[Stored entries]

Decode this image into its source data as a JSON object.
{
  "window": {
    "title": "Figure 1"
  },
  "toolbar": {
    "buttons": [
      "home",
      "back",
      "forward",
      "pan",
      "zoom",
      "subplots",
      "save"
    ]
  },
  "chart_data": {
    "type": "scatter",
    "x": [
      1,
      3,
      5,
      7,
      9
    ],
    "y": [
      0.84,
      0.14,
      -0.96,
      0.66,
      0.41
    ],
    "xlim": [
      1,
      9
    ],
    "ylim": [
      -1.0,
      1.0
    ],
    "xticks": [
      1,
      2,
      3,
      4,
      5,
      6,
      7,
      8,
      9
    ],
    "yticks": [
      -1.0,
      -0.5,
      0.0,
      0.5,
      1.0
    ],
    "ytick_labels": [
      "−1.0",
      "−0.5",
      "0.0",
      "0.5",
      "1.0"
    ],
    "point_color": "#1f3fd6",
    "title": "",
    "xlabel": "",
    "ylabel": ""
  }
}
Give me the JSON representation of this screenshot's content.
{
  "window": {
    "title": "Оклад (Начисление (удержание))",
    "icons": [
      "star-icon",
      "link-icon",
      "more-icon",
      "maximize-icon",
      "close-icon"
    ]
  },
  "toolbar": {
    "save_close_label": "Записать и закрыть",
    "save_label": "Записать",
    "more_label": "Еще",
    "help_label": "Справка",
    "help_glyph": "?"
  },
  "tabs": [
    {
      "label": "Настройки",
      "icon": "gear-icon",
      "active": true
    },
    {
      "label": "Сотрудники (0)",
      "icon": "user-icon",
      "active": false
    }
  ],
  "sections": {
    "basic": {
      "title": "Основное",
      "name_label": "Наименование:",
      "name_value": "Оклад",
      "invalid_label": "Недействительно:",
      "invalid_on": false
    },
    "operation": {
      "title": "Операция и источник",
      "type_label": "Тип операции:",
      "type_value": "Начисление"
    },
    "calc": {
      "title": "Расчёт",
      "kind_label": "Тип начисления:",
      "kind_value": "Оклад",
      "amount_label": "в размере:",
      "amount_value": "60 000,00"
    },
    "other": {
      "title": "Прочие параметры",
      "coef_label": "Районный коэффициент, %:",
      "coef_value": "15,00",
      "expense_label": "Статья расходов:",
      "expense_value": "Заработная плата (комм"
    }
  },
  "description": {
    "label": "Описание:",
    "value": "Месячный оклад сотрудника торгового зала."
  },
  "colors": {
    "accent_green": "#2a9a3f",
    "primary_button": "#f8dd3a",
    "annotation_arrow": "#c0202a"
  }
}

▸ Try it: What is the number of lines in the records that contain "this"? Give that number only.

▸ Task result: 2